- You have poor balance.
- You have questions or concerns about your condition or care.
You may need the following:
- NSAIDs , such as ibuprofen, help decrease swelling, pain, and fever. This medicine is available with or without a doctor's order. NSAIDs can cause stomach bleeding or kidney problems in certain people. If you take blood thinner medicine, always ask your healthcare provider if NSAIDs are safe for you. Always read the medicine label and follow directions.
- Maintenance therapy medicine is another type of opioid that replaces the opioid you are dependent on.
- Take your medicine as directed. Contact your healthcare provider if you think your medicine is not helping or if you have side effects. Tell him or her if you are allergic to any medicine. Keep a list of the medicines, vitamins, and herbs you take. Include the amounts, and when and why you take them. Bring the list or the pill bottles to follow-up visits. Carry your medicine list with you in case of an emergency.
- Do not suddenly stop taking opioid pain medicine. If you have been taking opioid pain medicine for longer than 2 weeks, a sudden stop may cause dangerous side effects. If you need to continue taking an opioid, do not suddenly stop taking it. Work with your healthcare provider to decrease your dose slowly if that is the goal.
- Take your medicine exactly as directed. Do not take more of the recommended amount of opioids each time you take it. Do not take opioids more often than recommended. If you use a pain patch, be sure to remove the old patch before you place a new one.
- Do not take opioids that belong to someone else. The amount of opioids that person takes may not be right for you.
- Do not mix opioids with alcohol, sleeping pills, or street drugs. The combination of these substances can cause an overdose.
- Learn about the signs of an overdose so you know how to respond. Tell others about these signs so they will know what to do if needed. Talk to your healthcare provider about naloxone. In some states, you may be able to keep naloxone at home in case of an overdose. Your family and friends can also be trained on how to give it to you if needed.
- Keep opioids out of the reach of children. Store opioids in a locked cabinet or in a location that children cannot get to. Ask your healthcare provider how to dispose of any unused opioid medicines.
- Follow instructions for what to do with medicine you do not use. Your healthcare provider will give you instructions for how to dispose of opioid pain medicine safely. This helps make sure no one else takes the medicine.
Follow up with your healthcare provider or pain specialist as directed:
You may need to return for other tests. You may also be referred to a specialty clinic to receive maintenance therapy medicine on a regular basis. Write down your questions so you remember to ask them during your visits.
Psychological counseling and support:
Your healthcare provider may recommend that you receive psychological counseling as part of your treatment plan. A specially trained healthcare provider will speak with you about your opioid dependence. He or she will help you find ways to become less dependent on opioids.

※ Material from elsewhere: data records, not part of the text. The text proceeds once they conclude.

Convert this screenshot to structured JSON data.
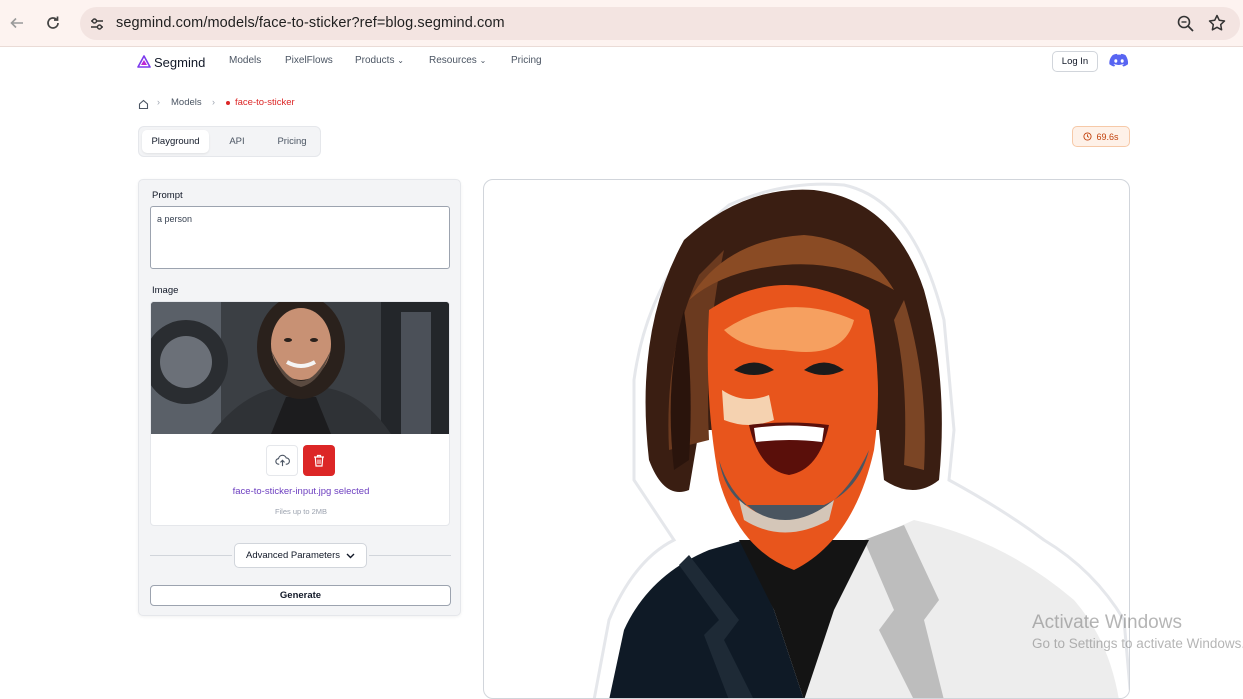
{
  "browser": {
    "url": "segmind.com/models/face-to-sticker?ref=blog.segmind.com",
    "back_icon": "arrow-back-icon",
    "reload_icon": "reload-icon"
  },
  "header": {
    "logo_text": "Segmind",
    "nav": [
      "Models",
      "PixelFlows",
      "Products",
      "Resources",
      "Pricing"
    ],
    "login_label": "Log In"
  },
  "breadcrumb": {
    "home_icon": "home-icon",
    "items": [
      "Models",
      "face-to-sticker"
    ]
  },
  "tabs": [
    "Playground",
    "API",
    "Pricing"
  ],
  "timer": "69.6s",
  "form": {
    "prompt_label": "Prompt",
    "prompt_value": "a person",
    "image_label": "Image",
    "selected_file": "face-to-sticker-input.jpg selected",
    "file_limit": "Files up to 2MB",
    "advanced_label": "Advanced Parameters",
    "generate_label": "Generate"
  },
  "watermark": {
    "title": "Activate Windows",
    "subtitle": "Go to Settings to activate Windows."
  },
  "colors": {
    "accent_red": "#dc2626",
    "filename_purple": "#6d3fc0",
    "timer_orange": "#c2410c",
    "discord": "#5865f2"
  }
}
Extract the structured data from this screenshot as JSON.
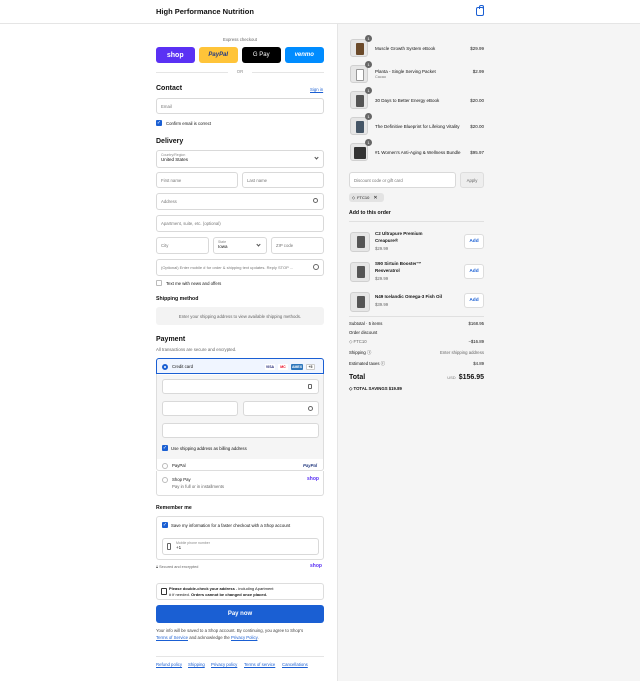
{
  "header": {
    "store_name": "High Performance Nutrition",
    "cart_icon": "shopping-bag-icon"
  },
  "express": {
    "label": "Express checkout",
    "buttons": [
      {
        "label": "shop",
        "color": "#5a31f4"
      },
      {
        "label": "PayPal",
        "color": "#ffc439"
      },
      {
        "label": "G Pay",
        "color": "#000000"
      },
      {
        "label": "venmo",
        "color": "#008cff"
      }
    ],
    "or_label": "OR"
  },
  "contact": {
    "title": "Contact",
    "sign_in": "Sign in",
    "email_placeholder": "Email",
    "confirm_label": "Confirm email is correct"
  },
  "delivery": {
    "title": "Delivery",
    "country_label": "Country/Region",
    "country_value": "United States",
    "first_name": "First name",
    "last_name": "Last name",
    "address": "Address",
    "apartment": "Apartment, suite, etc. (optional)",
    "city": "City",
    "state_label": "State",
    "state_value": "Iowa",
    "zip": "ZIP code",
    "phone": "(Optional) Enter mobile # for order & shipping text updates. Reply STOP ...",
    "text_me": "Text me with news and offers"
  },
  "shipping": {
    "title": "Shipping method",
    "placeholder": "Enter your shipping address to view available shipping methods."
  },
  "payment": {
    "title": "Payment",
    "subtitle": "All transactions are secure and encrypted.",
    "credit_card": "Credit card",
    "card_brands": [
      "VISA",
      "MC",
      "AMEX",
      "+5"
    ],
    "billing_label": "Use shipping address as billing address",
    "paypal": "PayPal",
    "paypal_logo": "PayPal",
    "shop_pay": "Shop Pay",
    "shop_pay_sub": "Pay in full or in installments",
    "shop_logo": "shop"
  },
  "remember": {
    "title": "Remember me",
    "save_label": "Save my information for a faster checkout with a Shop account",
    "phone_label": "Mobile phone number",
    "phone_value": "+1",
    "secure": "Secured and encrypted",
    "shop_logo": "shop"
  },
  "notice": {
    "bold1": "Please double-check your address",
    "text1": " - including Apartment",
    "text2": "# if needed. ",
    "bold2": "Orders cannot be changed once placed."
  },
  "pay_now": "Pay now",
  "legal": {
    "line1": "Your info will be saved to a Shop account. By continuing, you agree to Shop's",
    "terms": "Terms of Service",
    "and": " and acknowledge the ",
    "privacy": "Privacy Policy",
    "dot": "."
  },
  "footer": [
    "Refund policy",
    "Shipping",
    "Privacy policy",
    "Terms of service",
    "Cancellations"
  ],
  "cart": {
    "items": [
      {
        "qty": "1",
        "name": "Muscle Growth System eBook",
        "sub": "",
        "price": "$29.99"
      },
      {
        "qty": "1",
        "name": "Planta - Single Serving Packet",
        "sub": "Cacao",
        "price": "$2.99"
      },
      {
        "qty": "1",
        "name": "30 Days to Better Energy eBook",
        "sub": "",
        "price": "$20.00"
      },
      {
        "qty": "1",
        "name": "The Definitive Blueprint for Lifelong Vitality",
        "sub": "",
        "price": "$20.00"
      },
      {
        "qty": "1",
        "name": "#1 Women's Anti-Aging & Wellness Bundle",
        "sub": "",
        "price": "$95.97"
      }
    ],
    "discount_placeholder": "Discount code or gift card",
    "apply": "Apply",
    "code": "FTC10",
    "add_title": "Add to this order",
    "upsells": [
      {
        "name1": "C2 Ultrapure Premium",
        "name2": "Creapure®",
        "price": "$29.99",
        "add": "Add"
      },
      {
        "name1": "S90 Sirtuin Booster™",
        "name2": "Resveratrol",
        "price": "$29.99",
        "add": "Add"
      },
      {
        "name1": "N49 Icelandic Omega-3 Fish Oil",
        "name2": "",
        "price": "$39.99",
        "add": "Add"
      }
    ],
    "subtotal_label": "Subtotal · 5 items",
    "subtotal": "$168.95",
    "order_discount": "Order discount",
    "discount_code": "FTC10",
    "discount_value": "−$16.89",
    "shipping_label": "Shipping",
    "shipping_value": "Enter shipping address",
    "taxes_label": "Estimated taxes",
    "taxes_value": "$4.89",
    "total_label": "Total",
    "currency": "USD",
    "total": "$156.95",
    "savings_label": "TOTAL SAVINGS",
    "savings": "$19.89"
  }
}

Always consult your healthcare provider to ensure the information displayed on this page applies to your personal circumstances.